- Work instructions
Scan each line of the records for the word "JSON" and extract the ones that have it.

Information provided Start Marker

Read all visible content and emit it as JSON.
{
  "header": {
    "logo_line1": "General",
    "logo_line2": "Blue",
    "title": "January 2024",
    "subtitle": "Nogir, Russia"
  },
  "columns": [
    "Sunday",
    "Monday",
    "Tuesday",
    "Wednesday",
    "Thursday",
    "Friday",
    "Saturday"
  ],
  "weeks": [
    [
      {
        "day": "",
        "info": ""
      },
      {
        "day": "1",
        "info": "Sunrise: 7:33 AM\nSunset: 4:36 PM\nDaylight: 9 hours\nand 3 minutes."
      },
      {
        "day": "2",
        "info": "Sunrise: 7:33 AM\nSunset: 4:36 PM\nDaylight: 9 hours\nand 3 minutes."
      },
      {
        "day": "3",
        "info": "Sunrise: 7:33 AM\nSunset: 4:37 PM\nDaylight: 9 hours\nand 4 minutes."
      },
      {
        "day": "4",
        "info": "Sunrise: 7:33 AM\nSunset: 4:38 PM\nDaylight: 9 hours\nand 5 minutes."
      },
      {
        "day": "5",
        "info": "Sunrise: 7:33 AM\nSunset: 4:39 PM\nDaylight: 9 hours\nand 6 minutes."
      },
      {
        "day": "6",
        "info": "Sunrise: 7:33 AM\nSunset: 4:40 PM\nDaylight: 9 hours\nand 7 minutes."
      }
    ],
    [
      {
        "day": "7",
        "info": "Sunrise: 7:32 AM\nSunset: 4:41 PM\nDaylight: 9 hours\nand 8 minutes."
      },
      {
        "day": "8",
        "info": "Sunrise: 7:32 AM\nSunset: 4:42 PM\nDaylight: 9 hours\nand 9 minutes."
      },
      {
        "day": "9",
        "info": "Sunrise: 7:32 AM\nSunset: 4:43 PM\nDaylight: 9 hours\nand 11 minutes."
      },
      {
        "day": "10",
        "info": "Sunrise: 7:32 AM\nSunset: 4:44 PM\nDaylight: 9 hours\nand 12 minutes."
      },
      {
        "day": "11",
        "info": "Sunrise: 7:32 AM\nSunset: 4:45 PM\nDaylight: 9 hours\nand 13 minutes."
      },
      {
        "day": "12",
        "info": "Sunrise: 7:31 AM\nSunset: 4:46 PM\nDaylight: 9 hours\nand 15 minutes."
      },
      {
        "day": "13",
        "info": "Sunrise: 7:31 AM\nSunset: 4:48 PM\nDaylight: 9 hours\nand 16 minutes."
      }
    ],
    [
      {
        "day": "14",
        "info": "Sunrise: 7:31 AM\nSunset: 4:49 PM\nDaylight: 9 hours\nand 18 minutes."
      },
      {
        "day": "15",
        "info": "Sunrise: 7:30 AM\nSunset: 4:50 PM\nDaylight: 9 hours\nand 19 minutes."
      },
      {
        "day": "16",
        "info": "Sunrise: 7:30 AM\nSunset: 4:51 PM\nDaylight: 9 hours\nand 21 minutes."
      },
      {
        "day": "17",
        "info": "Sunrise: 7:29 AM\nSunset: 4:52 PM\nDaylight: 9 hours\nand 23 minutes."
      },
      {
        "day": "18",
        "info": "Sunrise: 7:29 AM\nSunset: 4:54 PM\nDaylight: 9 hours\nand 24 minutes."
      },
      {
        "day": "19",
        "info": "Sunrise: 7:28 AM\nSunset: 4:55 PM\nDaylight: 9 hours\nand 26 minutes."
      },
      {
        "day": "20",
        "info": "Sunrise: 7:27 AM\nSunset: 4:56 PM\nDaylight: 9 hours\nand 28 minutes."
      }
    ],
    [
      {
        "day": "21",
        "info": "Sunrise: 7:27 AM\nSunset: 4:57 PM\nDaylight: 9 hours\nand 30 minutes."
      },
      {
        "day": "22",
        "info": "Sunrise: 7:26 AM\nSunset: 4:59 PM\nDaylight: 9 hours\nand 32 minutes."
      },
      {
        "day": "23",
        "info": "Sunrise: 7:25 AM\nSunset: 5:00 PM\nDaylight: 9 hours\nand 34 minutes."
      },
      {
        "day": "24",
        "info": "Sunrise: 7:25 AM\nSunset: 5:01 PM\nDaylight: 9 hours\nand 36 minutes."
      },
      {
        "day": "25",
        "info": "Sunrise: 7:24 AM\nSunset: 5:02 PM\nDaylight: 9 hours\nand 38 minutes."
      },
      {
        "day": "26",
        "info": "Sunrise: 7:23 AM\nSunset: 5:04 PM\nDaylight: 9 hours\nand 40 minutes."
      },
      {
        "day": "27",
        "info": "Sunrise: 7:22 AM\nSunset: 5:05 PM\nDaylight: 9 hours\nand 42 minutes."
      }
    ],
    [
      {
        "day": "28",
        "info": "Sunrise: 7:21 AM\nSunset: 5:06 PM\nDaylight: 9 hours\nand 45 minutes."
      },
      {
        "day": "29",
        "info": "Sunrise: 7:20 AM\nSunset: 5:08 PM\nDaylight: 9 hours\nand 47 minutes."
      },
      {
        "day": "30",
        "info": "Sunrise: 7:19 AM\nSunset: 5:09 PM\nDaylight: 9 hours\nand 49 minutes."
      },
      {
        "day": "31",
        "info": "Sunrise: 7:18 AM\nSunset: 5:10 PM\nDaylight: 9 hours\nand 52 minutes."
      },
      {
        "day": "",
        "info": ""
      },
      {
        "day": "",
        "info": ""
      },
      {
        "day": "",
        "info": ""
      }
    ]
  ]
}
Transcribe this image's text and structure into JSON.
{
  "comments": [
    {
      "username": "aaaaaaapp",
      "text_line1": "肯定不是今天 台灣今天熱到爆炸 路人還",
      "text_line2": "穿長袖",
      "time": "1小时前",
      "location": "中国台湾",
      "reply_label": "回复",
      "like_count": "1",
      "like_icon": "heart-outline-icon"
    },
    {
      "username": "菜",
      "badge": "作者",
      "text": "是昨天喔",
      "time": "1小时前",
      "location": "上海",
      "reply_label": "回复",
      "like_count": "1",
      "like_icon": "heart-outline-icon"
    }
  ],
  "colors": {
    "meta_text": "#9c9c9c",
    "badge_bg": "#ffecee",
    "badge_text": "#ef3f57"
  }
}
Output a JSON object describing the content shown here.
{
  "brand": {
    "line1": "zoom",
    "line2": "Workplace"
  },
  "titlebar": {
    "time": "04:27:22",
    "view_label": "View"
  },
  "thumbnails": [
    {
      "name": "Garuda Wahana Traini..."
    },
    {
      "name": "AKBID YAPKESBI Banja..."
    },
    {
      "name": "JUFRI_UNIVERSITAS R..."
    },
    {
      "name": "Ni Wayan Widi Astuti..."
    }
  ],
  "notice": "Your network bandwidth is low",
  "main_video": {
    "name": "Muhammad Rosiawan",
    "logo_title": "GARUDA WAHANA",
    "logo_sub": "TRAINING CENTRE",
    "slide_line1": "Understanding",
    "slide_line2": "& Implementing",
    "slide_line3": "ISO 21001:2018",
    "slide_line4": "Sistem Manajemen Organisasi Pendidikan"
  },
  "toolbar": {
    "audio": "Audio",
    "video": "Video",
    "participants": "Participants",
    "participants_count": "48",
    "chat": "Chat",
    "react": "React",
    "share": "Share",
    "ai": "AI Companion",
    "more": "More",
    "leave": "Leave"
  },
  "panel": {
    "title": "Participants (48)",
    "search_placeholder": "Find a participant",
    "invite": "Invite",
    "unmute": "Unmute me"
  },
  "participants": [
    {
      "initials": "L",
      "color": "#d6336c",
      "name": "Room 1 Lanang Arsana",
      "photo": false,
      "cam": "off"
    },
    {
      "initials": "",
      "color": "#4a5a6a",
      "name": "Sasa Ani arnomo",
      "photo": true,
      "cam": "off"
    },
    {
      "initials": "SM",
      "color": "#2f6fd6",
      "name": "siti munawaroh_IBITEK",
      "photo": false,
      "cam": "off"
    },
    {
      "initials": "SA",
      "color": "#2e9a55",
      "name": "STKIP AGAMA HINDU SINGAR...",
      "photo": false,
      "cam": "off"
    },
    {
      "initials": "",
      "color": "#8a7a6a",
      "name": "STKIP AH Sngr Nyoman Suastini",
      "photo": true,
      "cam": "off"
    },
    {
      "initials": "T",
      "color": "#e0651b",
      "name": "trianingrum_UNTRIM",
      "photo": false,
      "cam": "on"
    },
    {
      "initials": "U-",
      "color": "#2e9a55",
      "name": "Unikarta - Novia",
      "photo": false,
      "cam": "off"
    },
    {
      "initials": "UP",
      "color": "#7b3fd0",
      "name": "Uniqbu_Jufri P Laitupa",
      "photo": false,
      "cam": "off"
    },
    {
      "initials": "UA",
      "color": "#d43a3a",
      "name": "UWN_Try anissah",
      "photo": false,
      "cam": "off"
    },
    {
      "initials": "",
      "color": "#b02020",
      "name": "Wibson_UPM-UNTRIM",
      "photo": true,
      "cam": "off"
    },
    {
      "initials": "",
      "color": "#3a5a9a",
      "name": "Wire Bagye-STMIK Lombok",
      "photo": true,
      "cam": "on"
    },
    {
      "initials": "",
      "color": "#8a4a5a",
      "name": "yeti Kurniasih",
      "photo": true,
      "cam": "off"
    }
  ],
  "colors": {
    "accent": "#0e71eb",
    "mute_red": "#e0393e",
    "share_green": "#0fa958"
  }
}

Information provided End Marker

- Expected answer
Read all visible content and emit it as JSON.
Transcribe this image's text and structure into JSON.
Output a JSON object describing the content shown here.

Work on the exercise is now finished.